“We played a few times after the Terminus gig, notably at the Band of the Year competition at Victoria University on 5 July, 1984. It was all a bit of a ‘fix’ and we were one of the only part-time bands to enter the competition. I remember our sound guy being told that he couldn’t use all the mics so our sound through the PA wasn’t the best.

“We also had a problem with the smoke machine that was supposed to create a layer of smoke from the floor to our knees. Instead it created a layer of smoke so thick that we couldn’t see each other on stage. I have a recording of the gig that is excellent.
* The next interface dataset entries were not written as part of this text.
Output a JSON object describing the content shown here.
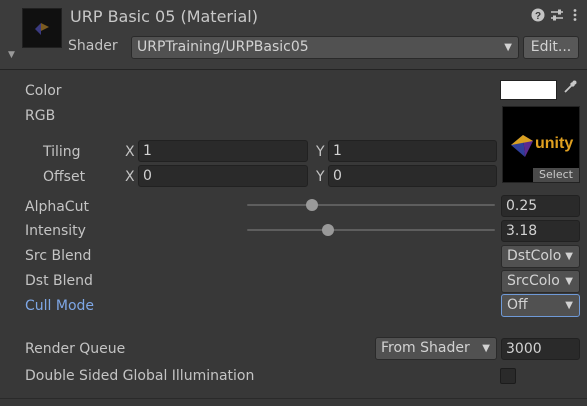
{
  "header": {
    "title": "URP Basic 05 (Material)",
    "shader_label": "Shader",
    "shader_value": "URPTraining/URPBasic05",
    "edit_label": "Edit...",
    "icons": [
      "help-icon",
      "preset-icon",
      "menu-kebab-icon"
    ]
  },
  "properties": {
    "color_label": "Color",
    "color_value": "#ffffff",
    "rgb_label": "RGB",
    "texture_text": "unity",
    "texture_select_label": "Select",
    "tiling_label": "Tiling",
    "offset_label": "Offset",
    "x_label": "X",
    "y_label": "Y",
    "tiling_x": "1",
    "tiling_y": "1",
    "offset_x": "0",
    "offset_y": "0",
    "alphacut_label": "AlphaCut",
    "alphacut_value": "0.25",
    "intensity_label": "Intensity",
    "intensity_value": "3.18",
    "src_blend_label": "Src Blend",
    "src_blend_value": "DstColo",
    "dst_blend_label": "Dst Blend",
    "dst_blend_value": "SrcColo",
    "cull_mode_label": "Cull Mode",
    "cull_mode_value": "Off",
    "render_queue_label": "Render Queue",
    "render_queue_mode": "From Shader",
    "render_queue_value": "3000",
    "dsgi_label": "Double Sided Global Illumination",
    "dsgi_checked": false
  },
  "colors": {
    "accent_blue": "#7ea7e6",
    "panel": "#383838"
  }
}
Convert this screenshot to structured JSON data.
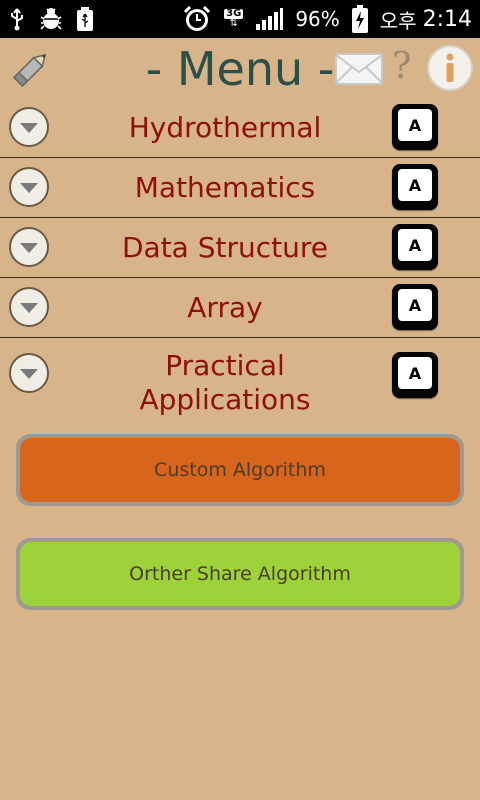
{
  "status_bar": {
    "network_label": "3G",
    "battery": "96%",
    "ampm": "오후",
    "time": "2:14",
    "icons": [
      "usb-icon",
      "debug-bug-icon",
      "usb-storage-icon",
      "alarm-icon",
      "signal-icon",
      "battery-charging-icon"
    ]
  },
  "header": {
    "title": "- Menu -",
    "help_glyph": "?",
    "icons": [
      "pencil-icon",
      "mail-icon",
      "help-icon",
      "info-icon"
    ]
  },
  "categories": [
    {
      "label": "Hydrothermal",
      "key": "A"
    },
    {
      "label": "Mathematics",
      "key": "A"
    },
    {
      "label": "Data Structure",
      "key": "A"
    },
    {
      "label": "Array",
      "key": "A"
    },
    {
      "label": "Practical\nApplications",
      "key": "A"
    }
  ],
  "buttons": {
    "custom": {
      "label": "Custom Algorithm",
      "color": "#d8651c"
    },
    "other": {
      "label": "Orther Share Algorithm",
      "color": "#9ed23a"
    }
  },
  "colors": {
    "background": "#d8b48a",
    "category_text": "#8f0e0e",
    "title_text": "#2c4f48"
  }
}
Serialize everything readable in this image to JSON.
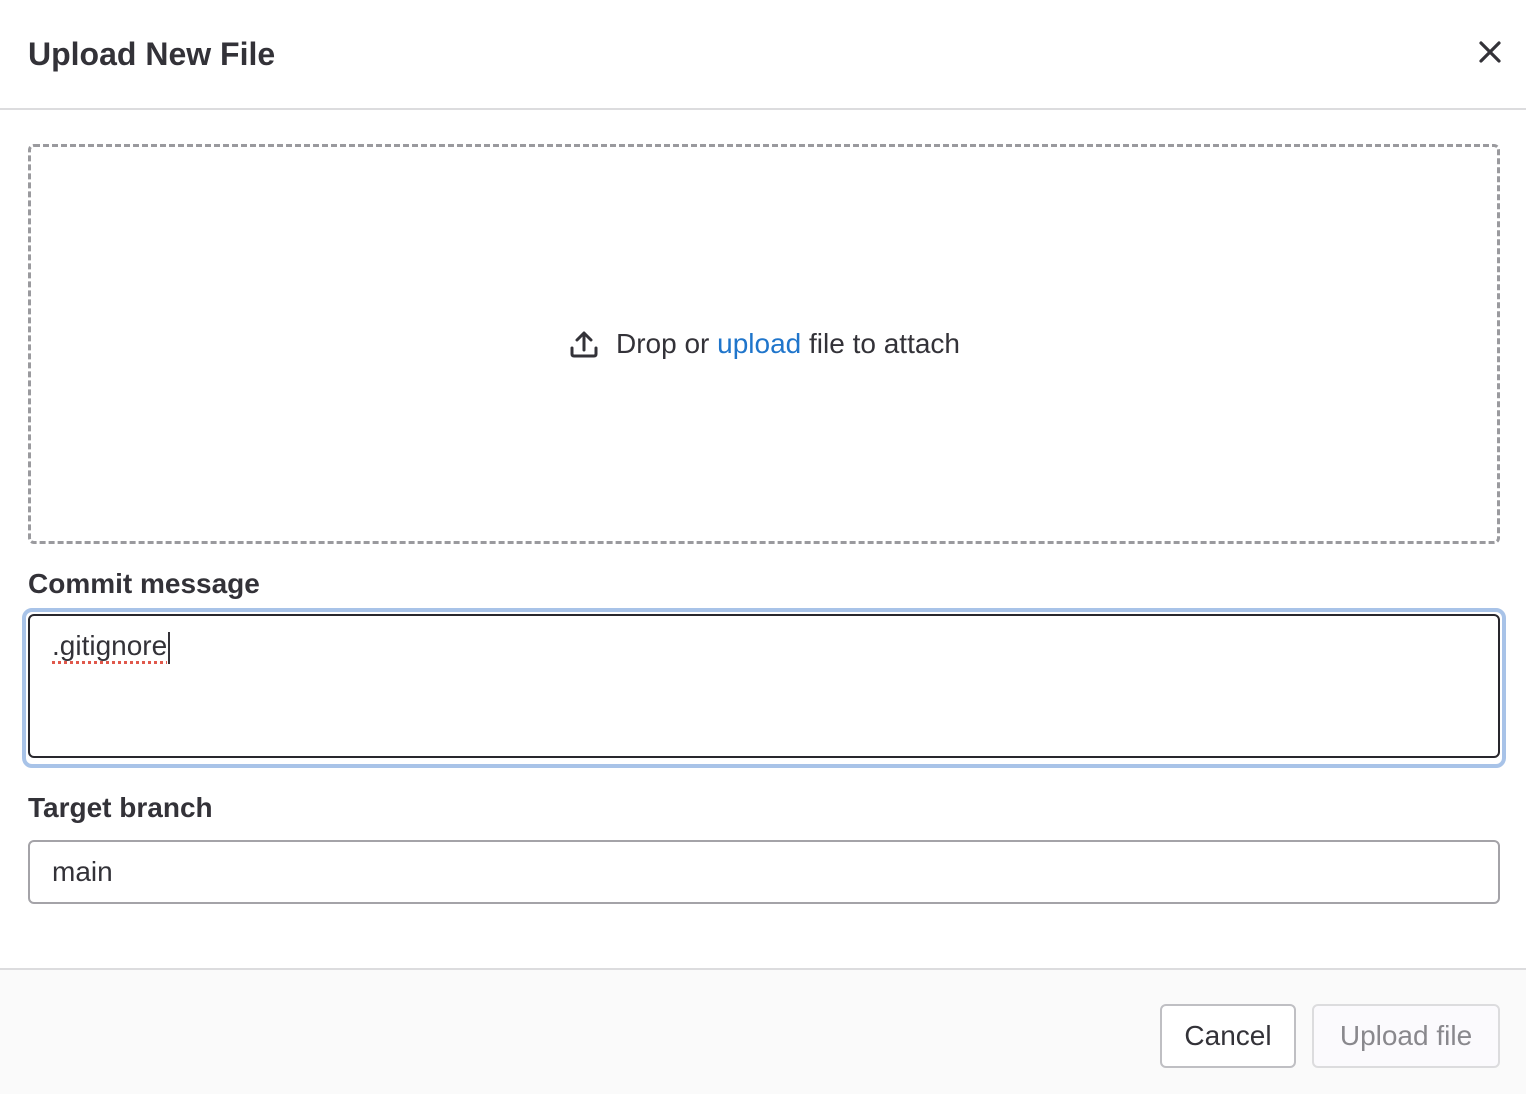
{
  "modal": {
    "title": "Upload New File"
  },
  "dropzone": {
    "text_before": "Drop or ",
    "link_text": "upload",
    "text_after": " file to attach",
    "link_color": "#1f75cb"
  },
  "commit": {
    "label": "Commit message",
    "value": ".gitignore"
  },
  "branch": {
    "label": "Target branch",
    "value": "main"
  },
  "footer": {
    "cancel_label": "Cancel",
    "upload_label": "Upload file",
    "upload_disabled": true
  },
  "icons": {
    "close": "close-icon",
    "upload": "upload-icon"
  }
}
“The last Resurrectionist gig was at the Clyde Quay Tavern on 22 September, 1984. We had a load of special guest musicians and played some older Neoteric Tribesmen songs. It was billed as a break-up gig and we got quite a big crowd.

“We never did any proper recording or released anything.

“James, Nigel and Steve went on to form a jazz combo and played in various nightclubs around Wellington.

“Early 1985 Michael and I formed a band called Danse With A Stranger (DWAS) with Garth Evans on drums. Even though we only had bass, drums and vocals our sound was very big and pretty unique – I used lots of effects and split my bass sound so it came through two different sounding amps.

“We only played once at the Terminus Tavern on 26 September, 1985. It was an amazing gig, one of my favourites, and the place was completely packed and Michael was on top form.

“Unfortunately DWAS didn’t last long as Michael and Garth had a big bust-up. I ended up forming a band called Spader Non with my brother on drums and Peter Jamieson on keyboards. We had a similar sound to DWAS. We went into the studio and recorded two songs, but never released them.

“In 1986 The Resurrectionists reformed for a one-off concert called ‘Closer to the Source’ at the Electric Ballroom on 29 August. I can’t remember whose idea it was, but I think we all missed playing music together. It was a really nice atmosphere to rehearse in – no egos getting in the way. We had all moved on as musicians as well. The gig was great fun and we played probably the best we had ever played. I have a very good recording of it.

“After the gig Nigel and Steve moved away from Wellington. James, Michael and I formed a new band with Peter Jamieson on keyboards called GaGa. We played a few times around Wellington, including the Battle of the Bands contest at Broderick Inn, Johnsonville, and at the Cricketers Arms in mid-1987. In November 1987, I moved to the UK.”